5. The Junkers tests showed that the various locking and retention devices offered some level of benefit over the standard OEM nuts alone by retaining a greater proportion of the initial clamp force.
6. During the Junkers tests the Visilok device maintained a high proportion of the initial clamp force but there was evidence that it had bound up on the threads and, in some cases, deformed during testing therefore this result is not considered representative of how the device was designed to work in real service.
7. Using accelerated wear tests with a test vehicle it was not possible, within the timescales of this project, to develop a test procedure, representative of real world service, which quickly and consistently caused standard OEM wheel nuts to loosen. Therefore it has not been possible to conclusively compare the real-world effectiveness of the different devices used in this project.
8. During one of the accelerated wear tests the clamp force for all 10 of the Disc-locks devices fitted to one wheel fell to zero within four days of the start of one particular test cycle. The standard OEM wheel nut and the other devices fitted to the vehicle at the same time also lost some clamp force but showed no sign of vibration loosening. The reason for this result is not known and could not be repeated when the nuts were re-tightened. It should be noted that configuration for this test was not in accordance with Disc-lock's recommended tightening procedure because they had been tightened to a lower torque to try and induce wheel nut loosening more quickly.

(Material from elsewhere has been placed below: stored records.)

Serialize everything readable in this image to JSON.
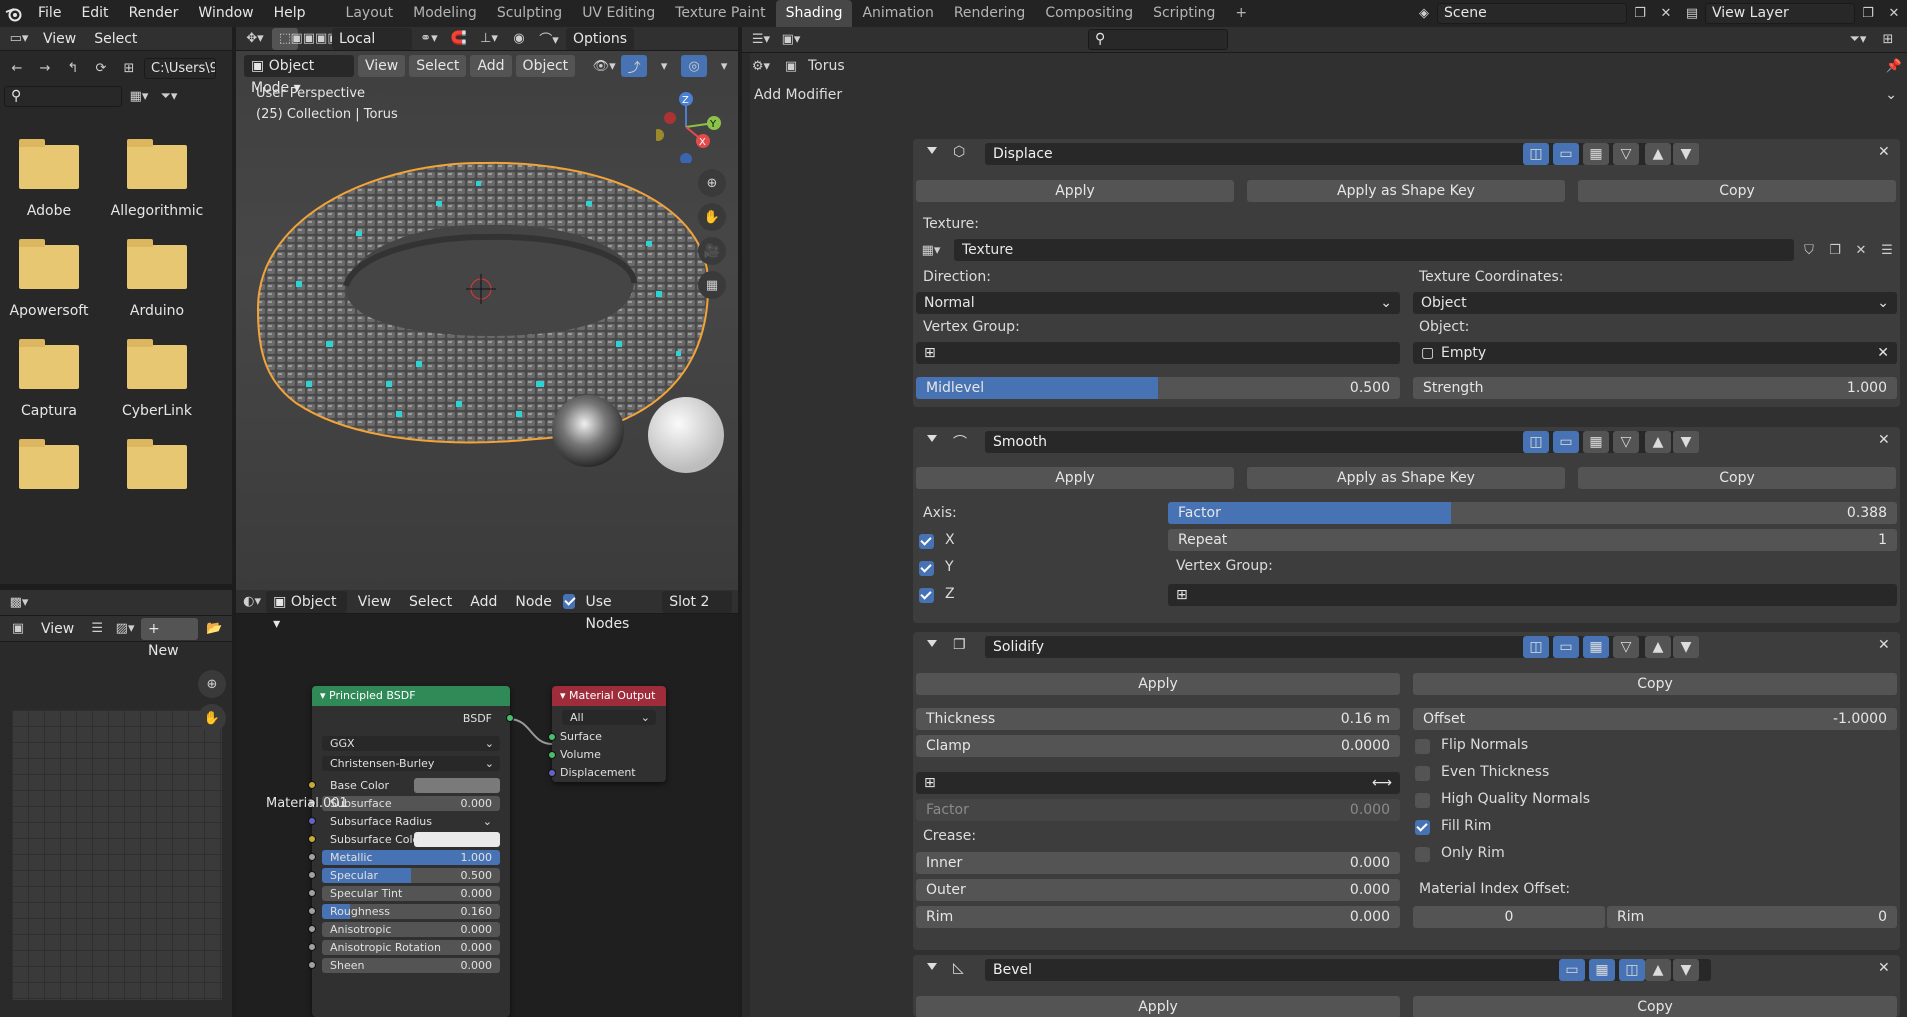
{
  "topbar": {
    "menus": [
      "File",
      "Edit",
      "Render",
      "Window",
      "Help"
    ],
    "workspaces": [
      "Layout",
      "Modeling",
      "Sculpting",
      "UV Editing",
      "Texture Paint",
      "Shading",
      "Animation",
      "Rendering",
      "Compositing",
      "Scripting"
    ],
    "active_workspace": "Shading",
    "scene": "Scene",
    "view_layer": "View Layer"
  },
  "filebrowser": {
    "view_label": "View",
    "select_label": "Select",
    "path": "C:\\Users\\9...",
    "folders": [
      "Adobe",
      "Allegorithmic",
      "Apowersoft",
      "Arduino",
      "Captura",
      "CyberLink",
      "",
      ""
    ]
  },
  "viewport": {
    "orientation": "Local",
    "options": "Options",
    "mode": "Object Mode",
    "menu_view": "View",
    "menu_select": "Select",
    "menu_add": "Add",
    "menu_object": "Object",
    "info_line1": "User Perspective",
    "info_line2": "(25) Collection | Torus",
    "gizmo_z": "Z",
    "gizmo_y": "Y",
    "gizmo_x": "X"
  },
  "imgeditor": {
    "view": "View",
    "new": "New"
  },
  "nodeeditor": {
    "object": "Object",
    "view": "View",
    "select": "Select",
    "add": "Add",
    "node": "Node",
    "use_nodes": "Use Nodes",
    "slot": "Slot 2",
    "material_name": "Material.001",
    "bsdf": {
      "title": "Principled BSDF",
      "output": "BSDF",
      "distribution": "GGX",
      "subsurface_method": "Christensen-Burley",
      "inputs": [
        {
          "label": "Base Color",
          "kind": "color",
          "color": "#7a7a7a",
          "sock": "#c7a93a"
        },
        {
          "label": "Subsurface",
          "value": "0.000",
          "fill": 0,
          "sock": "#a1a1a1"
        },
        {
          "label": "Subsurface Radius",
          "kind": "select",
          "sock": "#6363c7"
        },
        {
          "label": "Subsurface Color",
          "kind": "color",
          "color": "#eaeaea",
          "sock": "#c7a93a"
        },
        {
          "label": "Metallic",
          "value": "1.000",
          "fill": 1,
          "sock": "#a1a1a1"
        },
        {
          "label": "Specular",
          "value": "0.500",
          "fill": 0.5,
          "sock": "#a1a1a1"
        },
        {
          "label": "Specular Tint",
          "value": "0.000",
          "fill": 0,
          "sock": "#a1a1a1"
        },
        {
          "label": "Roughness",
          "value": "0.160",
          "fill": 0.16,
          "sock": "#a1a1a1"
        },
        {
          "label": "Anisotropic",
          "value": "0.000",
          "fill": 0,
          "sock": "#a1a1a1"
        },
        {
          "label": "Anisotropic Rotation",
          "value": "0.000",
          "fill": 0,
          "sock": "#a1a1a1"
        },
        {
          "label": "Sheen",
          "value": "0.000",
          "fill": 0,
          "sock": "#a1a1a1"
        }
      ]
    },
    "output": {
      "title": "Material Output",
      "target": "All",
      "inputs": [
        "Surface",
        "Volume",
        "Displacement"
      ]
    }
  },
  "properties": {
    "object_name": "Torus",
    "add_modifier": "Add Modifier",
    "apply": "Apply",
    "apply_shape": "Apply as Shape Key",
    "copy": "Copy",
    "displace": {
      "name": "Displace",
      "texture_label": "Texture:",
      "texture": "Texture",
      "direction_label": "Direction:",
      "direction": "Normal",
      "coords_label": "Texture Coordinates:",
      "coords": "Object",
      "vgroup_label": "Vertex Group:",
      "object_label": "Object:",
      "object": "Empty",
      "midlevel_label": "Midlevel",
      "midlevel": "0.500",
      "midlevel_fill": 0.5,
      "strength_label": "Strength",
      "strength": "1.000"
    },
    "smooth": {
      "name": "Smooth",
      "axis_label": "Axis:",
      "x": "X",
      "y": "Y",
      "z": "Z",
      "factor_label": "Factor",
      "factor": "0.388",
      "factor_fill": 0.388,
      "repeat_label": "Repeat",
      "repeat": "1",
      "vgroup_label": "Vertex Group:"
    },
    "solidify": {
      "name": "Solidify",
      "thickness_label": "Thickness",
      "thickness": "0.16 m",
      "offset_label": "Offset",
      "offset": "-1.0000",
      "clamp_label": "Clamp",
      "clamp": "0.0000",
      "factor_label": "Factor",
      "factor": "0.000",
      "flip": "Flip Normals",
      "even": "Even Thickness",
      "hq": "High Quality Normals",
      "fill_rim": "Fill Rim",
      "only_rim": "Only Rim",
      "crease_label": "Crease:",
      "inner_label": "Inner",
      "inner": "0.000",
      "outer_label": "Outer",
      "outer": "0.000",
      "rim_label": "Rim",
      "rim": "0.000",
      "mat_offset_label": "Material Index Offset:",
      "mat_offset": "0",
      "mat_rim_label": "Rim",
      "mat_rim": "0"
    },
    "bevel": {
      "name": "Bevel"
    }
  },
  "colors": {
    "accent": "#4772b3",
    "active_tab": "#474747",
    "panel": "#3d3d3d",
    "node_green": "#2f8a57",
    "node_red": "#9e2c3b"
  }
}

9. The vehicle tests indicated that maintenance of the wheel fixing joint is important because the vehicle tests undertaken without any artificial contamination maintained a greater proportion of the initial clamp force that similar tests with contaminations.